“Annuities can be more expensive for women because annuity companies set their rates based on life expectancies,” Burns says.
“Since women typically live longer they would receive a guaranteed income for a longer time period, so the annuity companies have to charge higher rates to make up for the higher risk. While it might seem unfair that the costs are higher for women, they will most likely receive income for a longer time period – and could end up having a higher total annuity income of their lifetimes than men,” she adds.
For example, a 65-year-old woman who invests $100,000 in an immediate annuity that pays out over her lifetime could receive $593 per month no matter how long she lives. But a man the same age would receive $617 per month, according to ImmediateAnnuities.com. If the woman does end up living longer, however, she’ll receive more money in total than the man.
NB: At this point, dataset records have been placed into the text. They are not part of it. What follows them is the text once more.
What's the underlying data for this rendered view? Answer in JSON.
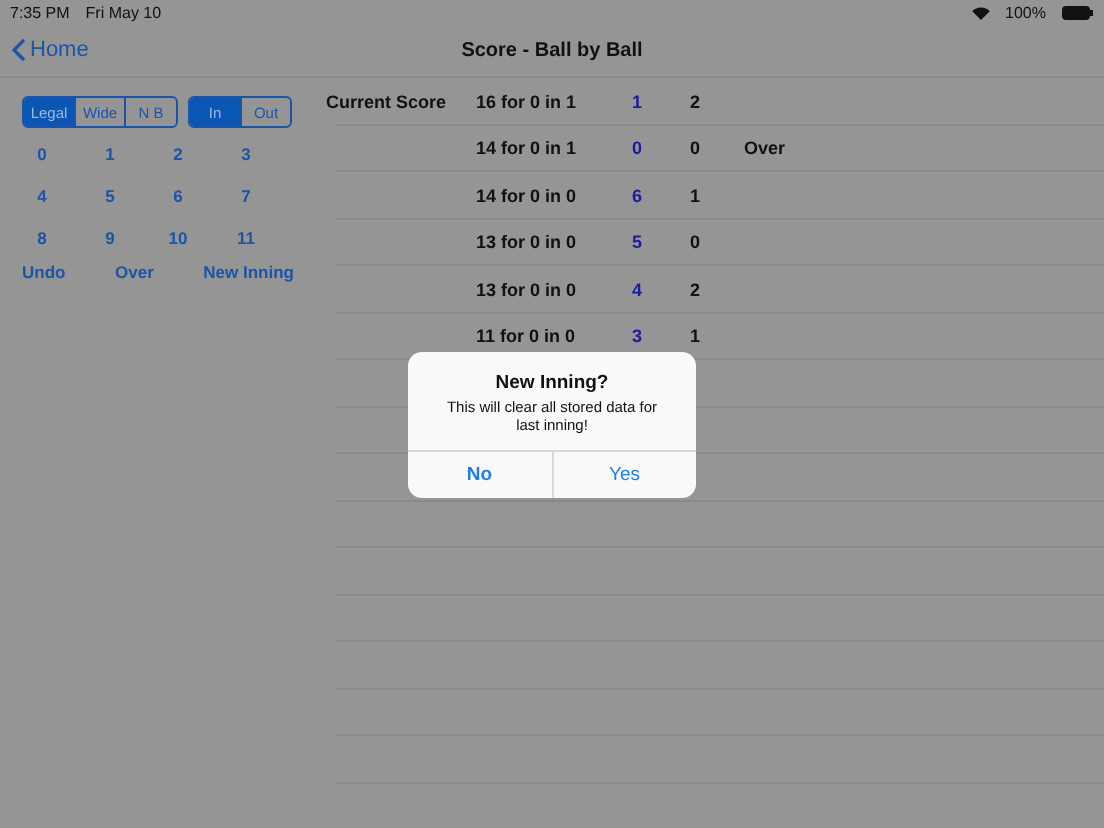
{
  "status_bar": {
    "time": "7:35 PM",
    "date": "Fri May 10",
    "battery": "100%"
  },
  "nav": {
    "back": "Home",
    "title": "Score - Ball by Ball"
  },
  "ball_type": [
    {
      "label": "Legal",
      "selected": true
    },
    {
      "label": "Wide",
      "selected": false
    },
    {
      "label": "N B",
      "selected": false
    }
  ],
  "in_out": [
    {
      "label": "In",
      "selected": true
    },
    {
      "label": "Out",
      "selected": false
    }
  ],
  "run_keys": [
    "0",
    "1",
    "2",
    "3",
    "4",
    "5",
    "6",
    "7",
    "8",
    "9",
    "10",
    "11"
  ],
  "actions": [
    "Undo",
    "Over",
    "New Inning"
  ],
  "score_rows": [
    {
      "label": "Current Score",
      "score": "16 for 0 in 1",
      "runs": "1",
      "column_4": "2"
    },
    {
      "score": "14 for 0 in 1",
      "runs": "0",
      "column_4": "0",
      "note": "Over"
    },
    {
      "score": "14 for 0 in 0",
      "runs": "6",
      "column_4": "1"
    },
    {
      "score": "13 for 0 in 0",
      "runs": "5",
      "column_4": "0"
    },
    {
      "score": "13 for 0 in 0",
      "runs": "4",
      "column_4": "2"
    },
    {
      "score": "11 for 0 in 0",
      "runs": "3",
      "column_4": "1"
    }
  ],
  "dialog": {
    "title": "New Inning?",
    "message": "This will clear all stored data for last inning!",
    "buttons": [
      {
        "label": "No",
        "kind": "cancel"
      },
      {
        "label": "Yes",
        "kind": "default"
      }
    ]
  }
}
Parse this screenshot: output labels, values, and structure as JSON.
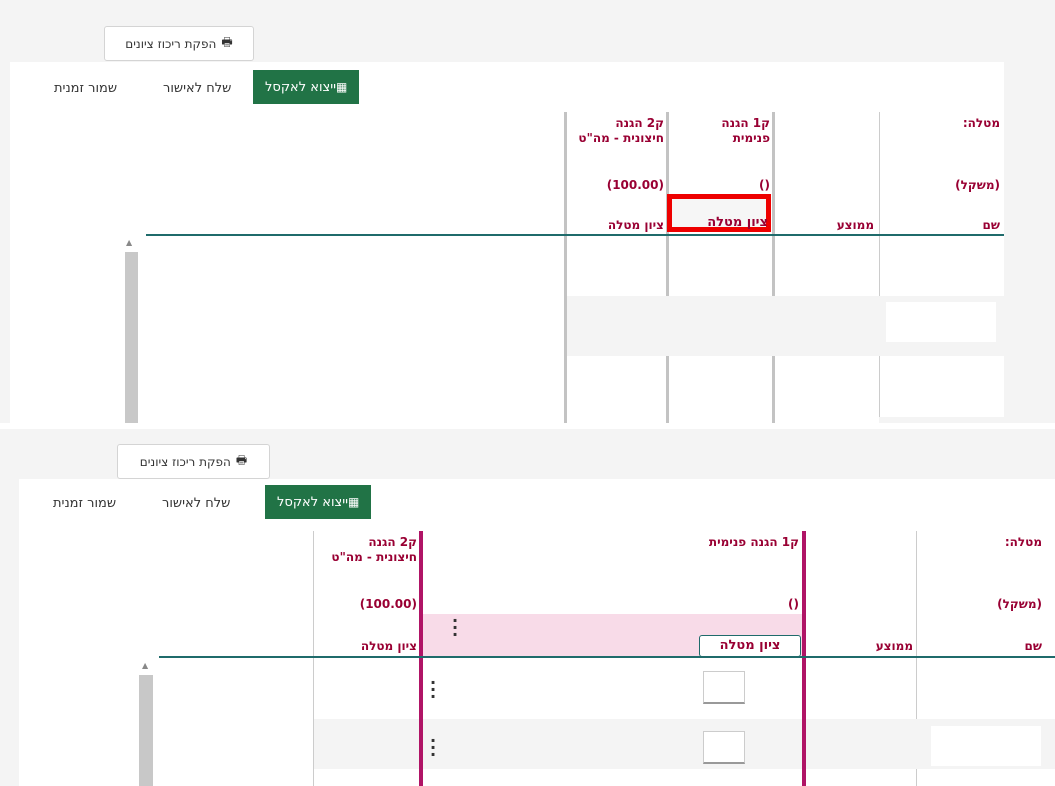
{
  "print_button": "הפקת ריכוז ציונים",
  "toolbar": {
    "save_temp": "שמור זמנית",
    "send_approval": "שלח לאישור",
    "export_excel": "ייצוא לאקסל"
  },
  "table": {
    "task_label": "מטלה:",
    "weight_label": "(משקל)",
    "name_col": "שם",
    "avg_col": "ממוצע",
    "q1_title": "ק1 הגנה פנימית",
    "q1_title_line1": "ק1 הגנה",
    "q1_title_line2": "פנימית",
    "q1_weight": "()",
    "q1_score": "ציון מטלה",
    "q2_title_line1": "ק2 הגנה",
    "q2_title_line2": "חיצונית - מה\"ט",
    "q2_weight": "(100.00)",
    "q2_score": "ציון מטלה"
  },
  "colors": {
    "excel_green": "#217346",
    "header_text": "#990033",
    "table_line": "#1f6b6b",
    "highlight_red": "#ee0000",
    "pink_border": "#b01466",
    "pink_fill": "#f8dbe8"
  },
  "icons": [
    "print-icon",
    "grid-icon",
    "kebab-icon",
    "scroll-up-arrow-icon"
  ]
}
Financial Planning and the Pink Tax
Overcoming the pink tax is just one financial planning obstacle for women.
Not only do they have to pay more than men for some items, they tend to earn less than men and take more time off from work to care for children and parents, which affects their savings rates and Social Security benefits. Meanwhile, they have longer life expectancies and need to plan for more years in retirement.
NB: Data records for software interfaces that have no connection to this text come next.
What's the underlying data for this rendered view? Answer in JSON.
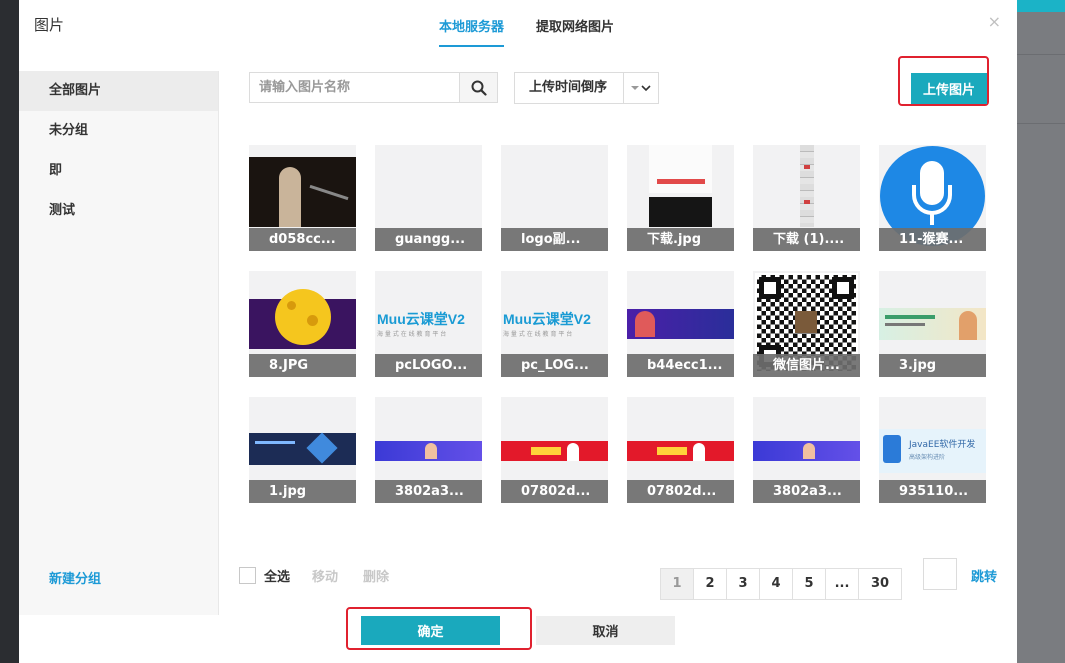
{
  "dialog": {
    "title": "图片",
    "close_glyph": "×",
    "tabs": [
      {
        "label": "本地服务器",
        "active": true
      },
      {
        "label": "提取网络图片",
        "active": false
      }
    ]
  },
  "sidebar": {
    "items": [
      {
        "label": "全部图片",
        "active": true
      },
      {
        "label": "未分组"
      },
      {
        "label": "即"
      },
      {
        "label": "测试"
      }
    ],
    "new_group": "新建分组"
  },
  "toolbar": {
    "search_placeholder": "请输入图片名称",
    "search_icon": "search-icon",
    "sort_label": "上传时间倒序",
    "upload_label": "上传图片"
  },
  "images": [
    {
      "caption": "d058cc...",
      "art": "photo-dark"
    },
    {
      "caption": "guangg...",
      "art": "blank"
    },
    {
      "caption": "logo副...",
      "art": "blank"
    },
    {
      "caption": "下载.jpg",
      "art": "poster"
    },
    {
      "caption": "下载 (1)....",
      "art": "ruler"
    },
    {
      "caption": "11-猴赛...",
      "art": "mic"
    },
    {
      "caption": "8.JPG",
      "art": "planet"
    },
    {
      "caption": "pcLOGO...",
      "art": "logo"
    },
    {
      "caption": "pc_LOG...",
      "art": "logo"
    },
    {
      "caption": "b44ecc1...",
      "art": "banner-purple"
    },
    {
      "caption": "微信图片...",
      "art": "qr"
    },
    {
      "caption": "3.jpg",
      "art": "banner-green"
    },
    {
      "caption": "1.jpg",
      "art": "banner-navy"
    },
    {
      "caption": "3802a3...",
      "art": "banner-blue"
    },
    {
      "caption": "07802d...",
      "art": "banner-red"
    },
    {
      "caption": "07802d...",
      "art": "banner-red"
    },
    {
      "caption": "3802a3...",
      "art": "banner-blue"
    },
    {
      "caption": "935110...",
      "art": "javaee"
    }
  ],
  "art_text": {
    "logo_main": "Muu云课堂V2",
    "logo_sub": "海 量 式 在 线 教 育 平 台",
    "javaee_main": "JavaEE软件开发",
    "javaee_sub": "高级架构进阶"
  },
  "footer": {
    "select_all": "全选",
    "move": "移动",
    "delete": "删除",
    "pages": [
      "1",
      "2",
      "3",
      "4",
      "5",
      "...",
      "30"
    ],
    "current_page": "1",
    "jump": "跳转",
    "confirm": "确定",
    "cancel": "取消"
  },
  "colors": {
    "accent": "#1d9ad6",
    "button": "#1aa9bd",
    "highlight": "#e0212f"
  }
}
“Since women are paid 84 cents for every dollar a man earns for equal work, women are at a disadvantage financially that goes beyond just their pay,” Taylor says.
“Specifically, because women earn less for equal work, their Social Security benefits are lower as well. Lower income also means it’s harder to find dollars to save and invest toward retirement, and because women live longer than men on average, they need more saved for retirement to last throughout their lifetime. This combination of factors puts women at a significant disadvantage from a retirement standpoint,” she adds.
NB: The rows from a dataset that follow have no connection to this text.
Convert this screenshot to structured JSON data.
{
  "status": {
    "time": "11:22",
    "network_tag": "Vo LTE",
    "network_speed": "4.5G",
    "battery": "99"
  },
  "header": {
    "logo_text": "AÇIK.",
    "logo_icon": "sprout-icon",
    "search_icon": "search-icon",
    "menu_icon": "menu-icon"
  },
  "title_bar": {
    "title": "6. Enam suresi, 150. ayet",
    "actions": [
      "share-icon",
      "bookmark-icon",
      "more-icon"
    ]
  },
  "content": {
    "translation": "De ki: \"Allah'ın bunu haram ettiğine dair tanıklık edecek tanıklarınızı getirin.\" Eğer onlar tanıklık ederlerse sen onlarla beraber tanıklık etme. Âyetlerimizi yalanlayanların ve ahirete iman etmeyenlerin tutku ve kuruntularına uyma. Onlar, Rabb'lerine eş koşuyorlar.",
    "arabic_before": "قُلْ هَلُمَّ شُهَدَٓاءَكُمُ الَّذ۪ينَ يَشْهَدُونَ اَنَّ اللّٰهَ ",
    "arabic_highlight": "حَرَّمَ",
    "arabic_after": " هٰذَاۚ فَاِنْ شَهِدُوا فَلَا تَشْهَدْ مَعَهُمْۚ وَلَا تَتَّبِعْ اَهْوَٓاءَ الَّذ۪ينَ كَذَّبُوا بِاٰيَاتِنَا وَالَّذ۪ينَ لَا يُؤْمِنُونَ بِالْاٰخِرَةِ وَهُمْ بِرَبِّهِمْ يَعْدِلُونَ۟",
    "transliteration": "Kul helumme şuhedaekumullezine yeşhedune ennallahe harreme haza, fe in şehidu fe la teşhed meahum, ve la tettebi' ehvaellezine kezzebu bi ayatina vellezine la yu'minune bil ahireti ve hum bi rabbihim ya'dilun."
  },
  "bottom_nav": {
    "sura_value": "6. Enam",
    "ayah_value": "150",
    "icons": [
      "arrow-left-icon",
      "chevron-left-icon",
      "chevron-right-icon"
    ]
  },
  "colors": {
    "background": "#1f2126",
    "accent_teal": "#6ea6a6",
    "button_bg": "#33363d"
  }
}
The most recent survey by the Transamerica Center for Retirement Studies found that baby boomer women have saved a median of $101,000 in retirement accounts, which is less than half of the $248,000 boomer men have saved. The difference in retirement savings by gender was similar for Generation X: Most women have saved a median of $51,000 compared to $127,000 for men.
“Women face societal headwinds that make it even more difficult to save and invest for a secure retirement,” Catherine Collinson, chief executive officer and president of the Transamerica Center for Retirement Studies, says.
“From the gender pay gap to taking time out of the workforce for parenting and caregiving, women have lower lifetime earnings, which translates into less retirement savings,” she says. And savings become even more important for women to cover longer life expectancies.
It’s also important for women to understand the long-term financial impact of taking time off from work for caregiving, Melody Evans, wealth management advisor with TIAA, says.
For example, consider a woman who turned 65 last year and took off two years when she was 30 to care for a child.
“Let’s say she was making $60,000 a year at the time and saving 3% of her income toward retirement, which her company would match,” Evans says.
“If she didn’t save during that two-year stretch for child care, that meant she would have lost $1,800 a year from her savings and $1,800 a year from the company match – that’s $3,600 a year, and a total of $7,200 during the two years of child care,” she says.
But that’s only a portion of the difference. If she would have invested that $7,200 in the Dow Jones Industrial Average in 1992, by the time she turned 65 that would investment would be worth $72,000, Evans says. “That’s a lot of compound interest she didn’t earn.”
Evans adds that it’s worth noting that besides the loss of retirement savings that could build wealth, if someone temporarily leaves the workforce, it can lower their chances of getting possibly higher pay raises, sooner promotions and ultimately, the ability to boost retirement savings even further for long-term wealth.
“Child care is very expensive but those costs don’t last forever. Every family should make the choice that’s right for them but I would encourage women to consider all these factors,” Evans says.